The question is, what are the atmospheric pollutants that are in the air near where you are now? Perhaps you are in a café on a main road and the answer seems obvious, it is those cars and buses that keep passing by. But there are in fact many forms of atmospheric aerosols or particles and they range in size from a few nanometers to tens of microns (which, in terms of coffee grind is from much smaller than the smallest Turkish coffee to approximately the size of a small particle in an espresso grind). Is it really so clear that where you are, in the centre of that big city, is that polluted? If on the other hand you are on the coast in Barcelona, just how salty is that salty sea air?

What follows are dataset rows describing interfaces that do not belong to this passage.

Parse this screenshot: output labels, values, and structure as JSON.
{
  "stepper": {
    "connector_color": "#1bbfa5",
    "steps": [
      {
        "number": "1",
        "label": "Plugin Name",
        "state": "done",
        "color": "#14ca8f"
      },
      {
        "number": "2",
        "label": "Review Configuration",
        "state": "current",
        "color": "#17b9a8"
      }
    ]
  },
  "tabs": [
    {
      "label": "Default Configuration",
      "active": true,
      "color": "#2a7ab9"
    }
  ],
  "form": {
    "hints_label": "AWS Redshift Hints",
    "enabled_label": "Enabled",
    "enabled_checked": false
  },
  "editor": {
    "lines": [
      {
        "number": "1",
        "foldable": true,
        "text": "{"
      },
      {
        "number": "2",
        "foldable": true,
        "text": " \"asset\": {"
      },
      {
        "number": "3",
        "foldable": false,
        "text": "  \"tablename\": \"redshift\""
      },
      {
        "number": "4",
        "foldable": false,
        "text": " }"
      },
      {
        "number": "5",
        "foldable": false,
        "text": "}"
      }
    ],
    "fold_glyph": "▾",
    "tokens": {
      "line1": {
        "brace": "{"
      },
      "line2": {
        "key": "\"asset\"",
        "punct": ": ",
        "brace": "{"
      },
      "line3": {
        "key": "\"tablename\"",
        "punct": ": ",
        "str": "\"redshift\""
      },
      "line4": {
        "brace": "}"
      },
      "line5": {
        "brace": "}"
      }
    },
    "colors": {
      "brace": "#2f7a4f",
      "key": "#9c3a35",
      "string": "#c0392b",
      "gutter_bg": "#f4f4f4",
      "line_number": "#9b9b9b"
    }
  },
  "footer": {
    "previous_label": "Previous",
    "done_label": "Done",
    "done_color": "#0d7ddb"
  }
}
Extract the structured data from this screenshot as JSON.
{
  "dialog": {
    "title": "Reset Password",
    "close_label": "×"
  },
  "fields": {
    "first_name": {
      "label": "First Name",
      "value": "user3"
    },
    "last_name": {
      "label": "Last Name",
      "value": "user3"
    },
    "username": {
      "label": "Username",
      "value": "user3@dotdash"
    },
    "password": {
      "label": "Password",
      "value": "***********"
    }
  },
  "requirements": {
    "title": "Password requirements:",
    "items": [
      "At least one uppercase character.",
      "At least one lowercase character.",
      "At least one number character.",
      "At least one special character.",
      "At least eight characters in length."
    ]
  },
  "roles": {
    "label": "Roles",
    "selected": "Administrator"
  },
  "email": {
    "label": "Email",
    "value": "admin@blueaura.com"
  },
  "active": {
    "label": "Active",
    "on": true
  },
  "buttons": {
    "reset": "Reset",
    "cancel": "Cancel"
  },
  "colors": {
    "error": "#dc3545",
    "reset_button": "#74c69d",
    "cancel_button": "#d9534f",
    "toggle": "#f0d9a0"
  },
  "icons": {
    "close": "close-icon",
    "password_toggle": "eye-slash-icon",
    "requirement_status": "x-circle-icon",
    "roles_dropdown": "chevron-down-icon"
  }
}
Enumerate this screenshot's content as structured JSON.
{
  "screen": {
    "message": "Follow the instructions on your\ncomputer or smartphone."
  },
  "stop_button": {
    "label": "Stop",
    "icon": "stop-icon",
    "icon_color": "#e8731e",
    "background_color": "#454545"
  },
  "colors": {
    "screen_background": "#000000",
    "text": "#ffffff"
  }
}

The iSPEX-EU project allows you to measure it and find out.

These particles of dust, salt and soot etc. can have  an effect on human and animal health, so clearly we want to know more about their distribution and their prevalence. But there are also, more subtle reasons why we may want to know about them. They may have an effect on global warming and they are certainly needed in order for clouds to form, (though as yet we still do not fully understand this process). We need more data about what aerosols are around and where they are to start to know what questions to ask (let alone answer) about health, the climate and cloud formation. Yes, we have satellite measurements and pollution data at specific locations, but what people are missing is that local information. What are you actually breathing? When you look up at the blue sky, what pollutants (or other type of aerosol) are you looking through? Can we get enough data to know how the air quality varies between the cafés of Hackney and those of Hammersmith?

Skylark Wandsworth

Another ideal cafe for iSPEX-EU measurements, great coffee and a lovely outdoor seating area at Skylark cafe, Wandsworth Common

To get this data the scientists involved in iSPEX-EU need people, many people. People who are willing to spend 5 minutes turning their iPhone (sadly it is an iPhone-only project) into a pollution detector. The more people that they can get measuring, the more data that they will be able to obtain. All you need is an app from the App-store and a (free) device that fits over your iPhone camera which you can pick up from somewhere local to you. Then, you just take a seat outside the café on a lovely blue sky day between now and the 15th October, aim your phone at the sky and take a series of photographs which are shared back with the scientists coordinating the project. If you are curious to know how your air quality compares with that in another participating city, you can check the live map to see how the measurements are going across Europe.

The device works by looking at the colour spectrum as well as the polarisation of the light reaching the camera as a function of angle. This information gives tell-tale clues as to the size of the aerosols as well as their prevalence. There is a lot more information on the website of the iSPEX-EU project and so I would recommend that if you do want to know more, you click their link here. In the meantime, why not sign up with iSPEX-EU, take a seat outside in that café and enjoy a great coffee knowing that, as you do so, you are contributing to our understanding of atmospheric science.

If you do decide to participate, please let me know of any great locations that you find, both for the coffee and the measurements, or share your pollution measurements with me in the comments section. I look forward to seeing some great data on the live map.

To get involved with the iSPEX project, you can follow the link here.